Landscape architects do a lot more than just 'prettying-up' civil engineering schemes. Their early involvement can smooth the planning process and improve environmental aspects of projects, says Sue Sutherland.
Mention landscape architecture and I am sure most engineers will give a mixed response.
Some will probably immediately think of Charlie Dimmock. Well she may well be a jolly good sport and a good gardener to boot, but she is certainly not a landscape architect.
Some, I hope, will have had good experiences of working in multidisciplinary teams with landscape architects and understand the benefits this can bring.
Capability Brown is one of the best known historical landscape architects, renowned for his sweeping redesigns of formal 18th century gardens into the now famous English landscape style.
Gardens such as Stowe and Stourhead are typical of his soft, naturalistic approach.
Unfortunately he has contributed to the popular misconception of landscape architects as landscape gardeners: few today have the opportunity to design on the scale of these late 18th century estates. But the same skills are being put to a wide range of uses.
The Capability Browns of the 21st century can be found designing the restoration of landfill sites. The role they play in this type of project is to design a new landform and landscape, often quite different from the original, but one that is in sympathy with its surroundings.
This involves a thorough knowledge and understanding of the existing landscape, coupled with design skills. The successful scheme is usually the result of a close working relationship between the landscape architect and the landfill engineers, each understanding and respecting the other's professional expertise.
So what is a landscape architect today and how can they help in civil engineering schemes? Basically they are concerned with the design of external space, which clearly overlaps with civil engineering. There are still some engineers who think that they are brought in at the end of a project 'to pretty it up'or in some unfortunate cases 'to hide the development' This is far from the truth.

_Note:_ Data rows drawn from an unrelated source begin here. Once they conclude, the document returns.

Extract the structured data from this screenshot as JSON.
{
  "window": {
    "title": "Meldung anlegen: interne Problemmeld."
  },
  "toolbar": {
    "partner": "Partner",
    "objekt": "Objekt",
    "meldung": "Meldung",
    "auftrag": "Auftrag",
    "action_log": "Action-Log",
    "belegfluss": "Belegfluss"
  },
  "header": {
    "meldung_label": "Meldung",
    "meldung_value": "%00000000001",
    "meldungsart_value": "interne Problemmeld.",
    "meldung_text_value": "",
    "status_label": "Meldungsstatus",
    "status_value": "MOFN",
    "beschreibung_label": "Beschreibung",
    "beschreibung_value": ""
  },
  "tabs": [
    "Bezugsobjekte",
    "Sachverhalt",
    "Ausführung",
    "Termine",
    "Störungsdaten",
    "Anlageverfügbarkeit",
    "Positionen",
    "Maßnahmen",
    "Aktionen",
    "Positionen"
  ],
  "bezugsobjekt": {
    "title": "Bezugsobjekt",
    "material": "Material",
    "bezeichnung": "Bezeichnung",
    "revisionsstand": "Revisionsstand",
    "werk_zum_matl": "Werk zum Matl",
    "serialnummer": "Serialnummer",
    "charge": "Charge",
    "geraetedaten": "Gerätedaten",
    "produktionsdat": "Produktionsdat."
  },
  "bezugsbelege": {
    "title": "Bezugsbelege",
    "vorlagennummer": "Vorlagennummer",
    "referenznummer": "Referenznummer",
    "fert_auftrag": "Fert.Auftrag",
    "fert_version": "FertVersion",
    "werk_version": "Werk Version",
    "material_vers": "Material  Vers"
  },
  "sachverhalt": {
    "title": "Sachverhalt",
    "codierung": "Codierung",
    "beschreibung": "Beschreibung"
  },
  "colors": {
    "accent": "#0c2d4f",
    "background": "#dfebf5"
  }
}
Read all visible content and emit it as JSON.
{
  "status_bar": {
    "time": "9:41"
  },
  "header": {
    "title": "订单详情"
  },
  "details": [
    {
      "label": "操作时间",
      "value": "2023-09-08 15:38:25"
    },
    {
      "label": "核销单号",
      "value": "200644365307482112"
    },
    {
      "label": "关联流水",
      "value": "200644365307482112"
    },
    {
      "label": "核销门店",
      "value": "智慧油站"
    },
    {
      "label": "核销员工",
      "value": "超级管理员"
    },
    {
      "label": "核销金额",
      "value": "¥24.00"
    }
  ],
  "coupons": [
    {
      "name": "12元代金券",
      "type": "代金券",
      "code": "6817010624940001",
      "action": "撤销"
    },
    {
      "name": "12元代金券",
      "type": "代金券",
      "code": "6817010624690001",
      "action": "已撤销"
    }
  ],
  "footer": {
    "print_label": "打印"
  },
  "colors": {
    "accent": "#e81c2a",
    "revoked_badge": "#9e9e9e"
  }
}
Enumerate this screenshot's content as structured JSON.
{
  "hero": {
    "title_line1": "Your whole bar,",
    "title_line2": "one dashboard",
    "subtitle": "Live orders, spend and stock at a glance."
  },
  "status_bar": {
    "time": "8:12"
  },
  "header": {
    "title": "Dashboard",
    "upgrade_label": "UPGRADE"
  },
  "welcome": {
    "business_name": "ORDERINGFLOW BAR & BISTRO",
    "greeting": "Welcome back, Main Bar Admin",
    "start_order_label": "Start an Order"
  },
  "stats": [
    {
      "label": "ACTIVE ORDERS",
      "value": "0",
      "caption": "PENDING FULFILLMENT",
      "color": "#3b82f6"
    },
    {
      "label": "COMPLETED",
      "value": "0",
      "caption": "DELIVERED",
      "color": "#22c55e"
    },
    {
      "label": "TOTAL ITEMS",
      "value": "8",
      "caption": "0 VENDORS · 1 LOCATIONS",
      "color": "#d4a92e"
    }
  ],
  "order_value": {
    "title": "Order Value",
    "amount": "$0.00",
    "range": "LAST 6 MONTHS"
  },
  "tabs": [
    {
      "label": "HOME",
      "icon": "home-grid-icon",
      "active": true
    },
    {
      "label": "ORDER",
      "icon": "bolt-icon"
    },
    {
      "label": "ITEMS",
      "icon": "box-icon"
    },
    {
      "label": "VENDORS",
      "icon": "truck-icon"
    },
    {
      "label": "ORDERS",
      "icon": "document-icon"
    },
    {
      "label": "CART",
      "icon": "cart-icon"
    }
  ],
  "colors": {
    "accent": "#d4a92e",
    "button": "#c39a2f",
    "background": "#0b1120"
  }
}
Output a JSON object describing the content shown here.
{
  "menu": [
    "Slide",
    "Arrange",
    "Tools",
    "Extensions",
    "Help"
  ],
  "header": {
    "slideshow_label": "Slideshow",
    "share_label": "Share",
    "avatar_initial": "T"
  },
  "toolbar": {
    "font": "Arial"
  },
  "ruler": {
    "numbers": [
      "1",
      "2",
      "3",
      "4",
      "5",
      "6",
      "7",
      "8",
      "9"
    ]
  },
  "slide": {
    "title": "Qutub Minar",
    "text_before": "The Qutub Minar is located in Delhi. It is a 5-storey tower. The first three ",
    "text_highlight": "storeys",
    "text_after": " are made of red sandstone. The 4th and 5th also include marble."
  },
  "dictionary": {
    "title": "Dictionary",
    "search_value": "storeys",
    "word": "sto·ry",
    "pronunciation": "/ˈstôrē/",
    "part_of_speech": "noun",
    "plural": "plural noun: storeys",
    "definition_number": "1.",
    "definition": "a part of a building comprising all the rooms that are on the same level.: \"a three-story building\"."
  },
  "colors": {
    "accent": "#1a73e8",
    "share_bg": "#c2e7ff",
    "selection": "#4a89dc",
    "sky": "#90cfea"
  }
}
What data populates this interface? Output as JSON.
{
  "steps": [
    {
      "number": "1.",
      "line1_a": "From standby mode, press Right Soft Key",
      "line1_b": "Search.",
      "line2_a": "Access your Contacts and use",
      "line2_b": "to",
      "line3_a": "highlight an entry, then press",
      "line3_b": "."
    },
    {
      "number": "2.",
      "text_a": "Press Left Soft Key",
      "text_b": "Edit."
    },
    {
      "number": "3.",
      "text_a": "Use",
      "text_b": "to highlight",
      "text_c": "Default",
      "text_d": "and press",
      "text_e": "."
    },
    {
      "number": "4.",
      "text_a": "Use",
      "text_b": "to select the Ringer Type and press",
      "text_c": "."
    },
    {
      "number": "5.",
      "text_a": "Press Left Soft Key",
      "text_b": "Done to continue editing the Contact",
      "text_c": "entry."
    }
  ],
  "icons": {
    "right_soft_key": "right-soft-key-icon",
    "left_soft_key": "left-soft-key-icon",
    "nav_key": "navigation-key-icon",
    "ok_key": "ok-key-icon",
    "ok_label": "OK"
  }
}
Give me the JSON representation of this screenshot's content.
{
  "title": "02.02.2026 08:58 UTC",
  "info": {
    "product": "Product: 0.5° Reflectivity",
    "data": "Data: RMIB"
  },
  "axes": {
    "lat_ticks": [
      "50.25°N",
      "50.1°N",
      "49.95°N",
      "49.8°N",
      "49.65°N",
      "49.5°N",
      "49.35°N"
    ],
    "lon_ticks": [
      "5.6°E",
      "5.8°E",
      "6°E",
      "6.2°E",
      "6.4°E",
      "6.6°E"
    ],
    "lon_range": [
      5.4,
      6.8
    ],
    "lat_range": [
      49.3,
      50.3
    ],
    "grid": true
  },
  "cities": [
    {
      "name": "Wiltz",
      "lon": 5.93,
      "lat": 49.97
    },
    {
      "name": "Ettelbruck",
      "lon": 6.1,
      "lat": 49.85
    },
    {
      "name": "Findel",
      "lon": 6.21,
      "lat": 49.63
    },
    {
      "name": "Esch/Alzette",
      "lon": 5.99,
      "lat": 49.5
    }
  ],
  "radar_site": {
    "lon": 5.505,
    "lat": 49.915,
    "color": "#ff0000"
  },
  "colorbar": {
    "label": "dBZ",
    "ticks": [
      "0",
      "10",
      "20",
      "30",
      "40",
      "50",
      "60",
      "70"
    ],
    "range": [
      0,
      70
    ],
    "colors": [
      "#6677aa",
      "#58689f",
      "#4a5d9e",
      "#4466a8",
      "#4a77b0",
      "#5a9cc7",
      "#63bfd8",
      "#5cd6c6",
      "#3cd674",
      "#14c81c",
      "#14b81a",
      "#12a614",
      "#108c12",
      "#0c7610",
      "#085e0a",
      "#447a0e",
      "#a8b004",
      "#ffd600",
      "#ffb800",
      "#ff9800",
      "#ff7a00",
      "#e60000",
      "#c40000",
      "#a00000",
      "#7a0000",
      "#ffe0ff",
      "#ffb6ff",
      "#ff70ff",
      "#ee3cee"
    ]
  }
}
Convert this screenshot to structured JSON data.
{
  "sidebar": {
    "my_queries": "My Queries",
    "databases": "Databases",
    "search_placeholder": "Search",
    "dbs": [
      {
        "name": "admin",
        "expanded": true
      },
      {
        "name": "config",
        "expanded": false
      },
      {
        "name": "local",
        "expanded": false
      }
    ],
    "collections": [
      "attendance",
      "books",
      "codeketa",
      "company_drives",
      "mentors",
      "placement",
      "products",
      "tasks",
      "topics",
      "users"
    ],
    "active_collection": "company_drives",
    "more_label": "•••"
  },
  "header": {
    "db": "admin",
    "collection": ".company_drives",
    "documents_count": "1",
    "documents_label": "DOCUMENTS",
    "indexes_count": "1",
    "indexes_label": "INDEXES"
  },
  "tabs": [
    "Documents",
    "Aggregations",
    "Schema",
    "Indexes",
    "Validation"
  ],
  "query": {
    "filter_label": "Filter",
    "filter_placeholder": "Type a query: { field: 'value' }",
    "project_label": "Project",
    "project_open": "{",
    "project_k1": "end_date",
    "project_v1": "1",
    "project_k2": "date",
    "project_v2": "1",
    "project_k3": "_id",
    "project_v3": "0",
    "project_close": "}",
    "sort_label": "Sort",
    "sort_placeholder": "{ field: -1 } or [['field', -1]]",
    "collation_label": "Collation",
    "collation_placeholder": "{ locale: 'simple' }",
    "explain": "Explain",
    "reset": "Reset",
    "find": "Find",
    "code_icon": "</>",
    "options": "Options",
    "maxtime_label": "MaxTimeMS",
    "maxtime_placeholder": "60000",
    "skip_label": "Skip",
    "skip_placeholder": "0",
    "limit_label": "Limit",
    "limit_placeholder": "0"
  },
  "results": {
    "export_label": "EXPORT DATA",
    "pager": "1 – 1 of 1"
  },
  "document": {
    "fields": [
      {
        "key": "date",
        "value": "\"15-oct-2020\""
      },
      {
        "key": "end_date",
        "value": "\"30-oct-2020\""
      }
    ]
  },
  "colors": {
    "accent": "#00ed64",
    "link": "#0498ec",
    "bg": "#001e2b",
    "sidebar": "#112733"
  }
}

The main role of a landscape architect should be as part of the design team, right from the outset of the project, advising on potential environmental and visual impacts.
Their training gives them a fundamental understanding of the nature of the landscape and its physical and visual characteristics.
A landscape architect is often referred to as a jack of all trades and master of none. In some ways this is true. The wide variety of subjects studied by landscape students enables an overview of the whole project to be made, preventing any one factor predominating, and promoting a balanced approach.
The aim of their training is to provide them with enough knowledge about the many different subjects which are involved in complex site issues to know when a specialist needs to be brought in and to be able to converse with other members of the professional team and understand the constraints imposed by their expertise.
So why bring in landscape architects early? Well as we all know, cost constraints invariably control the final design package.
Involving them from the very beginning of a project can bring about substantial cost benefits.
Well designed developments and structures should not need screening.
They should be attractive, well sited features, which sit comfortably in the landscape, with only minimal soft landscaping needed to integrate them into the wider environment.
This not only saves money on extensive planting schemes but can affect other less easily quantifiable cost benefits - in terms of time and ease in progressing through the planning system, by good communication of scheme benefits to the public to minimise opposition and through the PR benefits of an attractive and welldesigned development sensitive to the landscape.
Few large-scale engineering projects today escape the Environmental Assessment Regulations. The environmental assessment process is an interactive one, involving good communication and listening skills. The ability of the landscape architect to present ideas in artistic, three-dimensional form can help allay fears and smooth tricky negotiations between team members and the public and planners.
Their wide training allows them to play a key role in the team, understanding the interaction between conflicting issues. As such they can often make good team co-ordinators.
This is all a far cry from the old-fashioned, ill-informed notion of landscaping being the planting of a few trees and shrubs to hide harsh, insensitive civil structures and designs.
Give the landscape architect in the project team a bit more scope and see what they can do for the project. I think you will be surprised.
lSue Sutherland is principal of Sue Sutherland Landscape Architects.